#### [What is expected]
Reply with one number: the count of lines in the listing that contain the string "false".
-- -- --
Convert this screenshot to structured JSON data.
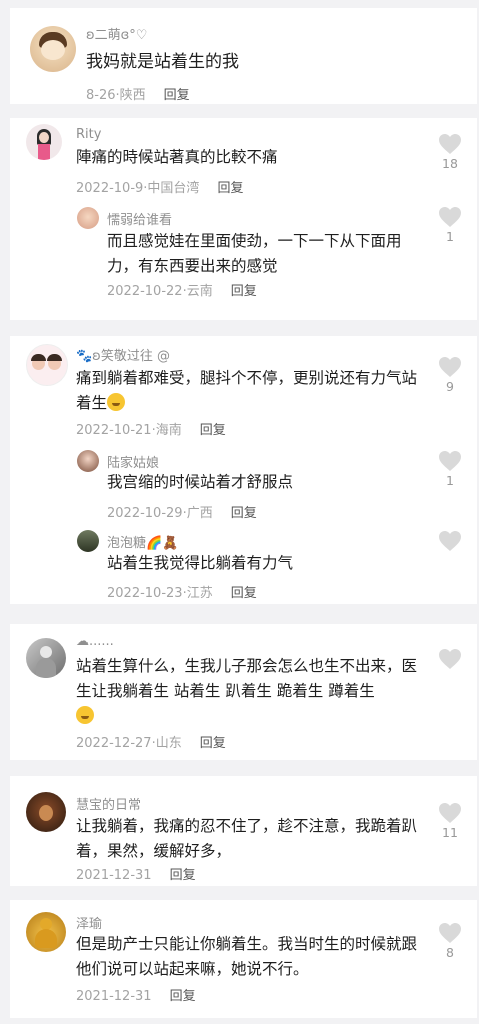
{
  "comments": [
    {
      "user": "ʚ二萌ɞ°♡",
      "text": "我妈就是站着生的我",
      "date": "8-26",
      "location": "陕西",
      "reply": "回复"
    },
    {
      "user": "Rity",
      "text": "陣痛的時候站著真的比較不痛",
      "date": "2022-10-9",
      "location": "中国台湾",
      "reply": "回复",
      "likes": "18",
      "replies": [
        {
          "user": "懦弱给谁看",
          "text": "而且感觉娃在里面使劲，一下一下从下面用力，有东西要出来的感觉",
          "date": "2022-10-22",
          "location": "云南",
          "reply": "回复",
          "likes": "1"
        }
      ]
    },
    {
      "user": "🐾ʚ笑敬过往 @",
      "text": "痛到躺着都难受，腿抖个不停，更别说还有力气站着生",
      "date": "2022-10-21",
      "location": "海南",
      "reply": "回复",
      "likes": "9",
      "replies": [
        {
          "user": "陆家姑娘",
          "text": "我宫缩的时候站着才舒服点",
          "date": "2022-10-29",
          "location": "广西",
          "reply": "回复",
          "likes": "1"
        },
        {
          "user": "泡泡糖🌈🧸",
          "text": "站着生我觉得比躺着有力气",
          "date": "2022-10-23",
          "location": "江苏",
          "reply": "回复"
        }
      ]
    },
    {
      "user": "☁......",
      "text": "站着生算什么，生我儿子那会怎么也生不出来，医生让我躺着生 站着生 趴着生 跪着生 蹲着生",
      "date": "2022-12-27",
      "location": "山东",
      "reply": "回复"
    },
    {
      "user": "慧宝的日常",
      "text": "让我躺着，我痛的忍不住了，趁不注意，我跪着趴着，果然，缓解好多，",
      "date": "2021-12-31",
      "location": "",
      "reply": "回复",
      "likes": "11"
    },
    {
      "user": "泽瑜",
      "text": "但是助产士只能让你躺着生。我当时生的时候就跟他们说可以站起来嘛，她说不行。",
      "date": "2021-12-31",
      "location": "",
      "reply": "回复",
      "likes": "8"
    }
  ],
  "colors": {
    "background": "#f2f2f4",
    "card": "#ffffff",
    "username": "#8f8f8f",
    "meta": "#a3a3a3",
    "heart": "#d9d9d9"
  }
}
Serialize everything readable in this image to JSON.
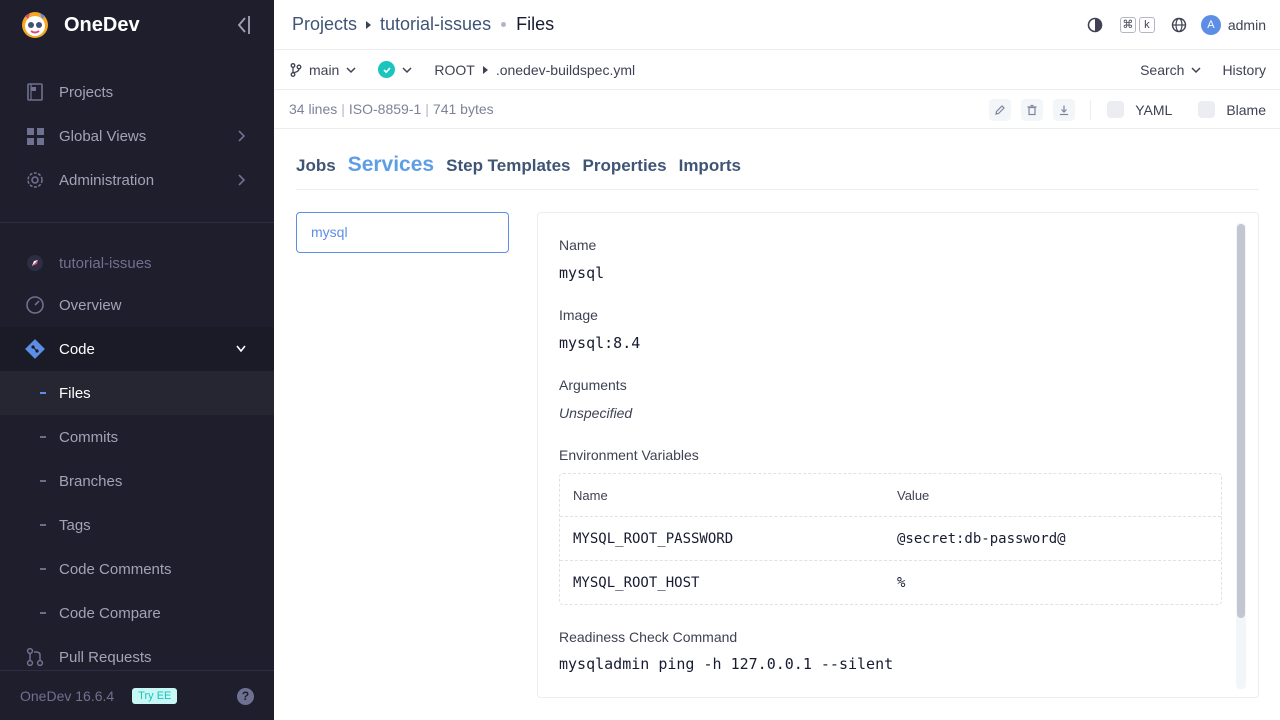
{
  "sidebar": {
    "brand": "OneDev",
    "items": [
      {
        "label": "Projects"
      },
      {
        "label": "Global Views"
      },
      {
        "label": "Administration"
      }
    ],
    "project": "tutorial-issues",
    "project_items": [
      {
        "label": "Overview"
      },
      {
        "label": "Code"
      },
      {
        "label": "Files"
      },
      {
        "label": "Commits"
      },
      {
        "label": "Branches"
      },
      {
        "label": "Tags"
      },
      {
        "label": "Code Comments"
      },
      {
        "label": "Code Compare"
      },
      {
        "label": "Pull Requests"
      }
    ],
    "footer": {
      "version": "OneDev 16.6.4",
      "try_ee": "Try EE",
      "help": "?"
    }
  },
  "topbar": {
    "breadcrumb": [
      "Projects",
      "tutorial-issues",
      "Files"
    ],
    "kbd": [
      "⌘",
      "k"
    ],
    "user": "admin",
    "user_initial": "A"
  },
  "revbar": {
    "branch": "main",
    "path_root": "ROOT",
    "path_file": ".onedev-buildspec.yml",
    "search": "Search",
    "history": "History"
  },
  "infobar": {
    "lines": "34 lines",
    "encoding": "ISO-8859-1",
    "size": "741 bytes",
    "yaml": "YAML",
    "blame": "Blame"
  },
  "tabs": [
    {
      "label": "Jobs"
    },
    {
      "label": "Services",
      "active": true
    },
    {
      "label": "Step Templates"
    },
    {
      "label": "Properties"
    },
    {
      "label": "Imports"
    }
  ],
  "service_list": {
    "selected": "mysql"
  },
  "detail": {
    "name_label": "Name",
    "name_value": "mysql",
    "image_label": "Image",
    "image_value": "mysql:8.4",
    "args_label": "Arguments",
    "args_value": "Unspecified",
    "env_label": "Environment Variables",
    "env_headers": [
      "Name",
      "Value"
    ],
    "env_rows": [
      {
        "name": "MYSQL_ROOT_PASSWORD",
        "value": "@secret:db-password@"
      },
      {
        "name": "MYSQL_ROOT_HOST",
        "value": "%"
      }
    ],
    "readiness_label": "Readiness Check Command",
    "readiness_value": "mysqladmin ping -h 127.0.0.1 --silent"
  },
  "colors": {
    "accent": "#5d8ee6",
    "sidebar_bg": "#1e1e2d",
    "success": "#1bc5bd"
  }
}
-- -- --
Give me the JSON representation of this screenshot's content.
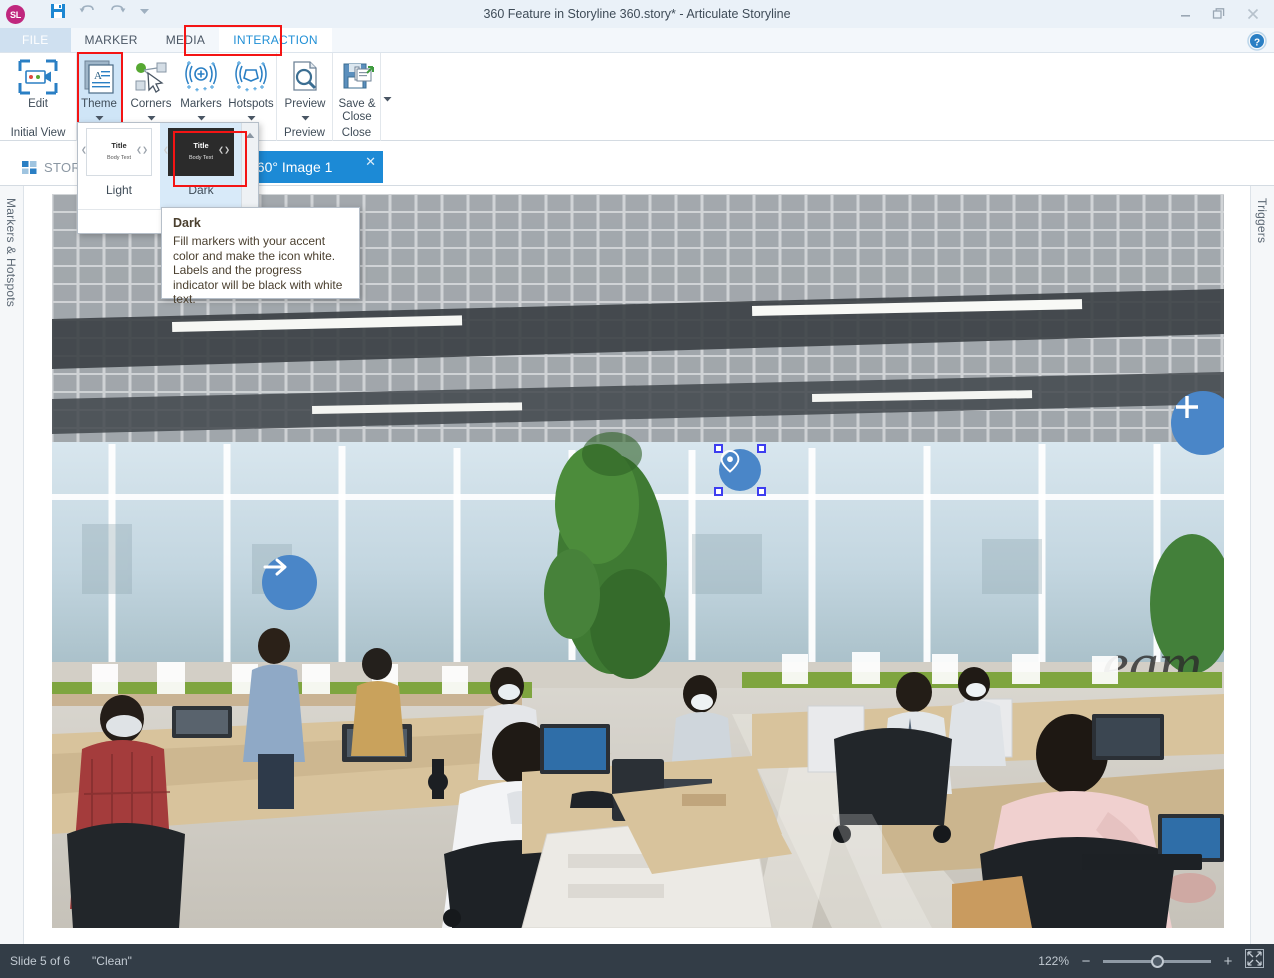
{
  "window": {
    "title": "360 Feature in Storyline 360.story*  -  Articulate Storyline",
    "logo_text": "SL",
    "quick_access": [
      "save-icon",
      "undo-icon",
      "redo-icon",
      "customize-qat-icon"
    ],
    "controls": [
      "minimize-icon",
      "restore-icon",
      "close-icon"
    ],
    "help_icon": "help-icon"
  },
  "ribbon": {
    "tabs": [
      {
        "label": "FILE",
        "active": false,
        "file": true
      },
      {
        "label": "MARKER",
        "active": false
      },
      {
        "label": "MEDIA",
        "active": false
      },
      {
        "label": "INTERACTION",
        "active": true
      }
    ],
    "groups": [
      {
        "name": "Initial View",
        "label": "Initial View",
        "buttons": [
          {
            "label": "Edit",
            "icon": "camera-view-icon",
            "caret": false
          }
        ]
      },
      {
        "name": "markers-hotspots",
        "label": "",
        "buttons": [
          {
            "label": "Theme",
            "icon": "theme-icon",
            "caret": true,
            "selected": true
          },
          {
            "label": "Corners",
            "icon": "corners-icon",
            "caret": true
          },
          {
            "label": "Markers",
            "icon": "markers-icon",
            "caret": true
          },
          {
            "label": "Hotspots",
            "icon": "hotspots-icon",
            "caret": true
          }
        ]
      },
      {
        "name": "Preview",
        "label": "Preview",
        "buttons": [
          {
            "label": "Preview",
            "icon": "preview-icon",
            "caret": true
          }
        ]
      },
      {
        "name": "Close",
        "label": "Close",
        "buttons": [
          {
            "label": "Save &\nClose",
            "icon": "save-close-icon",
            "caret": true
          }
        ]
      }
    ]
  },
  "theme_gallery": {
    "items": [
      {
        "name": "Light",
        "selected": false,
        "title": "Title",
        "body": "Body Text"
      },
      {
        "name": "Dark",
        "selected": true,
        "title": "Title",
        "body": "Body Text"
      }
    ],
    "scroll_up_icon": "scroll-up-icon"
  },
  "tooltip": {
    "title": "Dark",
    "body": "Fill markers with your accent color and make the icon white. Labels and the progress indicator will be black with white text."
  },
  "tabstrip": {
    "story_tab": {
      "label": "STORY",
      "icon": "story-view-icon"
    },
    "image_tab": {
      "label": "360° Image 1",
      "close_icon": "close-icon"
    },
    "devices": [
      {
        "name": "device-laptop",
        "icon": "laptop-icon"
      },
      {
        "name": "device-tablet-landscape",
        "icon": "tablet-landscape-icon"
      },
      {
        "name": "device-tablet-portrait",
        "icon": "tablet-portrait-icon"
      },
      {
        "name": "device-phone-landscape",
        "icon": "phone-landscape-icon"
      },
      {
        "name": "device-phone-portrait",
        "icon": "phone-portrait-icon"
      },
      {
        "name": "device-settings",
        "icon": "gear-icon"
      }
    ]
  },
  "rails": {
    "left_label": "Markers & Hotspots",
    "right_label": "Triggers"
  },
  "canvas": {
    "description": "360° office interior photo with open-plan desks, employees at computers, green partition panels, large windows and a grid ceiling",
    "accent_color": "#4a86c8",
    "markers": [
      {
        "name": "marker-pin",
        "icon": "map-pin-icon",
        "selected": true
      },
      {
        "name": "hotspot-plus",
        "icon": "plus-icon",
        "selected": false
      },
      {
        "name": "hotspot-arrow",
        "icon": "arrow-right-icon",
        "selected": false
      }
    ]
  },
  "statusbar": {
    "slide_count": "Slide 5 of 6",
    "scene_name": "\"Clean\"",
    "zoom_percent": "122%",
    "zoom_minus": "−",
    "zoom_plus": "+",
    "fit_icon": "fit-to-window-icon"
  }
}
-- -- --
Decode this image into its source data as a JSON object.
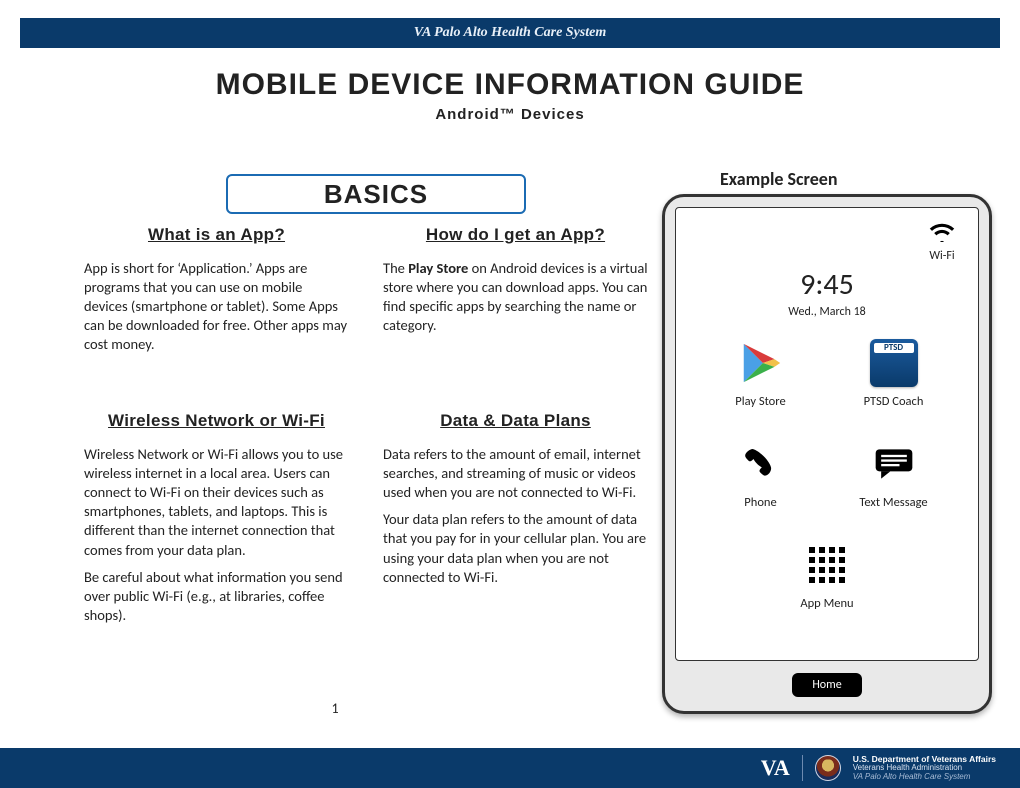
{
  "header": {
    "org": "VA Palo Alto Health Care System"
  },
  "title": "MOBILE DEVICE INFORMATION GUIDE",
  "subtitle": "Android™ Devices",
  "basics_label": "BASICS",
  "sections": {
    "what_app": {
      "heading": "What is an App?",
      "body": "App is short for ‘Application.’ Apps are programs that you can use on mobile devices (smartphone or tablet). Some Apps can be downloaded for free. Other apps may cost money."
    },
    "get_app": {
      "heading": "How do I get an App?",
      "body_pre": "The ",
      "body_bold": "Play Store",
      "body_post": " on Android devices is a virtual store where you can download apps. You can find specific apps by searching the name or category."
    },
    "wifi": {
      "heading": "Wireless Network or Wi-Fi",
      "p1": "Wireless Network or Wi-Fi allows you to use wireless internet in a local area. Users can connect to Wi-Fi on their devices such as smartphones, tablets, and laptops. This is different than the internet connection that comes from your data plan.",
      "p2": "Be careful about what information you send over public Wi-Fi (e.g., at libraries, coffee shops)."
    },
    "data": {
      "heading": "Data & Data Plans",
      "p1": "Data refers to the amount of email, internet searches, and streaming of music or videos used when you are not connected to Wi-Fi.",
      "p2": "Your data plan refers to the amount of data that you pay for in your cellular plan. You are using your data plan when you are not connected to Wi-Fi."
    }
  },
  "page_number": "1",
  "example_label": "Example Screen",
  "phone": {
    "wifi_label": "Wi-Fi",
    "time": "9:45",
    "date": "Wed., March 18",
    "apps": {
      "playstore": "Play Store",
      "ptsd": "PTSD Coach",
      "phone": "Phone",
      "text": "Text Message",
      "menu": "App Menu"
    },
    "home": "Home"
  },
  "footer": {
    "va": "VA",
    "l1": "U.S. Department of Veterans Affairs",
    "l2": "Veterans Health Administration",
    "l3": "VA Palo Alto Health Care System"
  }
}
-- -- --
#### [Response to the task]
7